There’s no fool like an old fool and today I’m that man. I’ve been smitten like a freshman by one Sara Scuderi who, sadly, has been dead and gone 27 years. You see Sara is (or was) an opera singer... a soprano in fact... whose best years were in the 1930s and who was most famous for her performances as Tosca, the heroine of Giacomo Puccini’s opera of the same name.
Before the final curtain, Tosca will fall in love with the handsome Mario, kill the evil Scarpio, witness Mario’s execution and cast herself from the castle’s parapet. So there’s love, betrayal, murder, suicide and of course the soprano tragically dies in the end. All standard operatic fare.
But why Scuderi and why now?
It’s because I’ve just seen Tosca’s Kiss, director Daniel Schmid’s wonderful 1984 documentary about Giuseppe Verde’s Casa de Riposa, a retirement home for opera singers and musicians in Milan, Italy. The film has been restored and released as a DVD by Icarus Films and it is of interest to the modern film audience as the inspiration for Dustin Hoffman’s directorial debut film Quartet. Indeed Hoffman is credited on the disk with presenting this restored version of Tosca’s Kiss.
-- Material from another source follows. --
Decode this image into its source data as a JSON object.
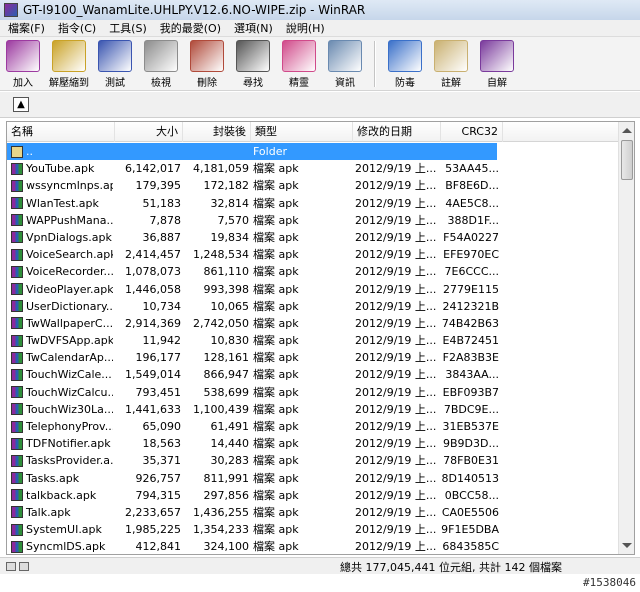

Sara Scuderi was one of the residents at the Casa de Riposa and her delightful bell-like laugh hit me squarely in the heart. Sara was 81 at the time Tosca’s Kiss was filmed (she died in 1987) and though frail, was still capable of hitting a dramatic note and sustaining an aria. Around her, the other residents are also in decline yet still have their own flashes of brilliance of mind and operatic athleticism.
For people who were once at the top of their game but now live lives of faded memories and delve in trunks full of worn-out costumes, they still seem to be satisfied with their lives. Is this because they are Italian and come to old age with a fuller and more realistic understanding of life? Or maybe having been on the summit once in a lifetime is enough. The only grousing heard is about how opera has declined in the years since they retired.... the classic complaint of the elderly.
Tosca’s Kiss is a stream of musical vignettes interspersed with scenes of the old artists reminiscing and even performing past roles. The film is poignant and charming throughout. Whether it is Schmid’s good filmmaking or the acting talents of the residents is hard to say. I suspect that Shmid, in offering them a stage on which to act (opera being after all theater with singing), they rose to the occasion one more time for what was no doubt their last performance.
I don’t think you have be an opera aficionado to appreciate this film (though a little love of the opera will make it an even more satisfying experience).
Tosca’s Kiss is a very special little film and I’m not saying that just because Sarah Scuderi is in it. But still,... sigh, bravo Sarah, bravo!